Medical News Today: What is refeeding?
Refeeding is reintroducing food after a period of malnourishment or starvation. If electrolytes become imbalanced as digestion resumes, a person can develop refeeding syndrome. Symptoms include fatigue and weakness, and treatment involves careful monitoring and intravenous electrolyte replacement. Learn more here.
Intestinal failure (IF) is defined as “the reduction of gut function below the minimum necessary for the absorption of macronutrients and/or water and electrolytes, such that intravenous supplementation is required to maintain health and/or growth”. Functionally, it may be classified as type I acute intestinal failure (AIF), type II prolonged AIF and type III chronic intestinal failure (CIF) The ESPEN Workshop on IF was held in Bologna, Italy, on 15-16 October 2017 and the aims of this document were to highlight the current state of the art and future directions for research in IF.
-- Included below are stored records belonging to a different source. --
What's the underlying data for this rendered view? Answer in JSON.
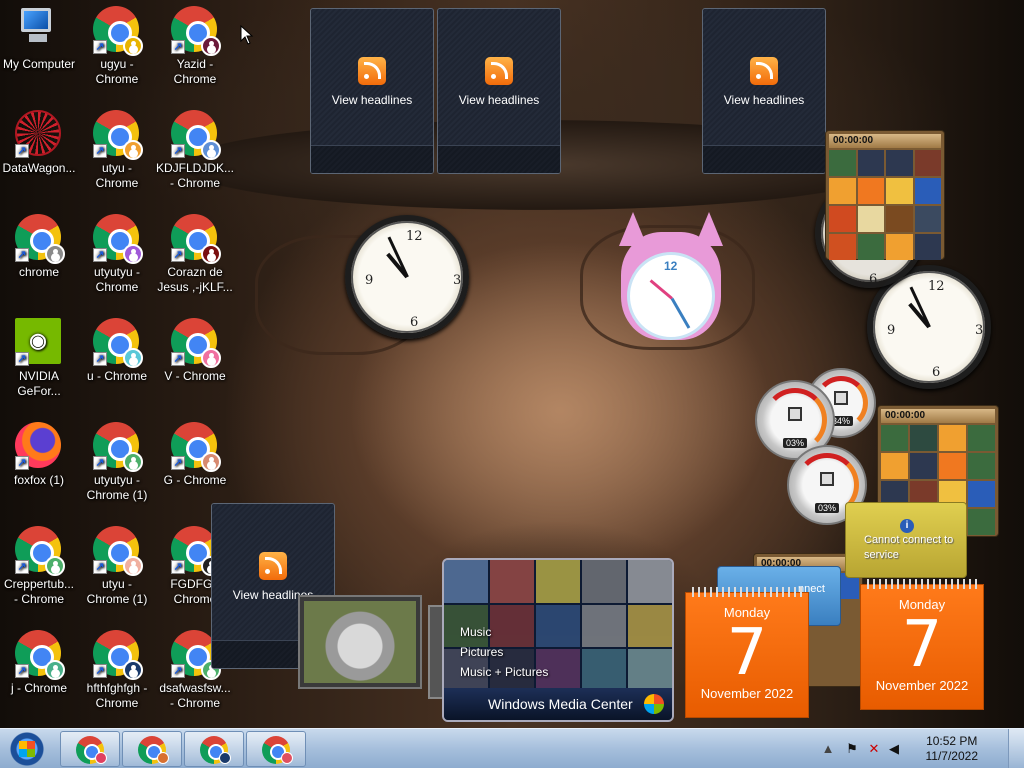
{
  "desktop_icons": [
    {
      "label": "My Computer",
      "type": "computer"
    },
    {
      "label": "ugyu -\nChrome",
      "type": "chrome",
      "badge": "#e8b400"
    },
    {
      "label": "Yazid -\nChrome",
      "type": "chrome",
      "badge": "#6b1a3a"
    },
    {
      "label": "DataWagon...",
      "type": "datawagon"
    },
    {
      "label": "utyu -\nChrome",
      "type": "chrome",
      "badge": "#f0a030"
    },
    {
      "label": "KDJFLDJDK...\n- Chrome",
      "type": "chrome",
      "badge": "#5e8fd6"
    },
    {
      "label": "chrome",
      "type": "chrome",
      "badge": "#8a8a8a"
    },
    {
      "label": "utyutyu -\nChrome",
      "type": "chrome",
      "badge": "#a05ad8"
    },
    {
      "label": "Corazn de\nJesus ,-jKLF...",
      "type": "chrome",
      "badge": "#7a1010"
    },
    {
      "label": "NVIDIA\nGeFor...",
      "type": "nvidia"
    },
    {
      "label": "u - Chrome",
      "type": "chrome",
      "badge": "#5ac8d8"
    },
    {
      "label": "V - Chrome",
      "type": "chrome",
      "badge": "#f070a0"
    },
    {
      "label": "foxfox (1)",
      "type": "firefox"
    },
    {
      "label": "utyutyu -\nChrome (1)",
      "type": "chrome",
      "badge": "#4caf6a"
    },
    {
      "label": "G - Chrome",
      "type": "chrome",
      "badge": "#d88a70"
    },
    {
      "label": "Creppertub...\n- Chrome",
      "type": "chrome",
      "badge": "#4caf6a"
    },
    {
      "label": "utyu -\nChrome (1)",
      "type": "chrome",
      "badge": "#f0b0a0"
    },
    {
      "label": "FGDFG -\nChrome",
      "type": "chrome",
      "badge": "#222222"
    },
    {
      "label": "j - Chrome",
      "type": "chrome",
      "badge": "#4ab08a"
    },
    {
      "label": "hfthfghfgh -\nChrome",
      "type": "chrome",
      "badge": "#1a3a6b"
    },
    {
      "label": "dsafwasfsw...\n- Chrome",
      "type": "chrome",
      "badge": "#4caf6a"
    }
  ],
  "feeds": [
    {
      "label": "View headlines"
    },
    {
      "label": "View headlines"
    },
    {
      "label": "View headlines"
    },
    {
      "label": "View headlines"
    }
  ],
  "puzzles": [
    {
      "timer": "00:00:00"
    },
    {
      "timer": "00:00:00"
    },
    {
      "timer": "00:00:00"
    }
  ],
  "meters": [
    {
      "value": "03%"
    },
    {
      "value": "34%"
    },
    {
      "value": "03%"
    }
  ],
  "calendars": [
    {
      "day": "Monday",
      "date": "7",
      "month_year": "November 2022"
    },
    {
      "day": "Monday",
      "date": "7",
      "month_year": "November 2022"
    }
  ],
  "weather": {
    "message": "Cannot connect to service",
    "overlapped_text": "nnect"
  },
  "media_center": {
    "menu": [
      "Music",
      "Pictures",
      "Music + Pictures"
    ],
    "title": "Windows Media Center"
  },
  "taskbar": {
    "buttons": [
      {
        "badge": "#e04060"
      },
      {
        "badge": "#d87030"
      },
      {
        "badge": "#1a3a6b"
      },
      {
        "badge": "#e05060"
      }
    ],
    "time": "10:52 PM",
    "date": "11/7/2022"
  }
}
Patients with chronic intestinal failure (CIF) are at risk of altered body composition and impaired muscle function, which may negatively affect clinical outcome. The aim of this study was to investigate the predictive value of body composition and muscle strength in relation to clinical outcome in CIF patients on long-term home parenteral nutrition (HPN).
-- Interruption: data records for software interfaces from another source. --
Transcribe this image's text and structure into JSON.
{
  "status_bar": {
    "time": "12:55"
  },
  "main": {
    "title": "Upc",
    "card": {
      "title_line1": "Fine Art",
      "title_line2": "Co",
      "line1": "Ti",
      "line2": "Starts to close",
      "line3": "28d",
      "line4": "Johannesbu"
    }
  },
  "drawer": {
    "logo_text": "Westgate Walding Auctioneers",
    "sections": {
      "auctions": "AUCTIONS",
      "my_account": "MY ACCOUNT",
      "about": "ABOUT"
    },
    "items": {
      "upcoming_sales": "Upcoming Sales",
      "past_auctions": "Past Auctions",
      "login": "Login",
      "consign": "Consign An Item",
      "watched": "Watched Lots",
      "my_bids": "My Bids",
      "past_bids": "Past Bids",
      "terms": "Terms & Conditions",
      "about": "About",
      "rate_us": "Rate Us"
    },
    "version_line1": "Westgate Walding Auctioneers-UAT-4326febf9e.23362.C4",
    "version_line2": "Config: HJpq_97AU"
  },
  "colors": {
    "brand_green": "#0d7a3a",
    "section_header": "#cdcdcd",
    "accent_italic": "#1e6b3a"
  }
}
Objectives: To evaluate the epidemiology of hyperammonemia unrelated to liver failure in the critical care setting. Design: Retrospective case series. Setting: Critically ill patients admitted to ICUs at Mayo Clinic, Rochester, MN (medical ICU, two mixed medical-surgical ICUs, coronary care unit, or the cardiosurgical ICU) between July 1, 2004, and October 31, 2015. Patients: Adult critically ill patients with hyperammonemia not related to acute or chronic liver failure. We excluded patients with diagnosis of moderate or severe liver disease, hyperbilirubinemia, and patients who denied the use of their medical r...
Extremes of dysglycaemia as well as glycaemic variability are associated with excess mortality in critically ill patients. Glycaemic variability is an increasingly important measure of glucose control in the intensive care unit (ICU) due to this association; however, there is limited data pertaining to the relationship between exogenous glucose from nutrition and glycaemic variability and clinical outcomes. The primary aim of this study was to determine if glycaemic variability is associated with an increase in mortality.
Necrotizing enterocolitis (NEC) and spontaneous intestinal perforation (SIP) are the most common abdominal surgical conditions in preemies. Associated mortality remains high and long periods of parenteral nutrition (PN) may be required. We assessed the developments in the outcomes of surgically treated NEC and SIP in the two largest Finnish neonatal intensive care units (NICU).
We describe our experience of patients with restorative proctocolectomy who have developed intestinal failure requiring parenteral support. Material and methods This was a retrospective analysis using a database of patients referred to our intestinal failure unit from January 1998 to January 2016. We analysed the records of all those patients who had restorative proctocolectomy who developed intestinal failure. Results A total of 807 patient records were analysed; 35 patients were found to have had a restorative proctocolectomy (13 male and 22 female); 35 patients were found to have had a restorative proctocolectomy and 32...
Repeated central venous catheter loss due to complications, including material breakage, compromises the options to obtain adequate vascular access in home parenteral nutrition (HPN) patients. It remains unclear whether repair of damaged catheters is an effective strategy to extend catheter survival, avoid surgical replacement and maintain venous access. The aim of this study was to evaluate the effectiveness and safety of catheter repair in our cohort of intestinal failure patients.
Mycoses,Volume 0, Issue ja, -Not available-.
ConclusionNeonates undergoing gastrointestinal surgery have a higher incidence of non-IgE mediated gastrointestinal food allergies. We recommend that formula milk should not be administered to newborns who underwent neonatal gastrointestinal surgeries with full-layer invasion of the small intestine.
The implantation of totally implantable venous access ports (TIVAPs) is one of the first procedures surgical residents learn. Complications after implantation procedures have a major impact on patient outcomes, as it may lead to a delay of chemotherapy regimens or of parenteral nutrition. The aim of this study was to compare the outcomes after totally implantable venous access ports implantations done by resident and attending surgeons.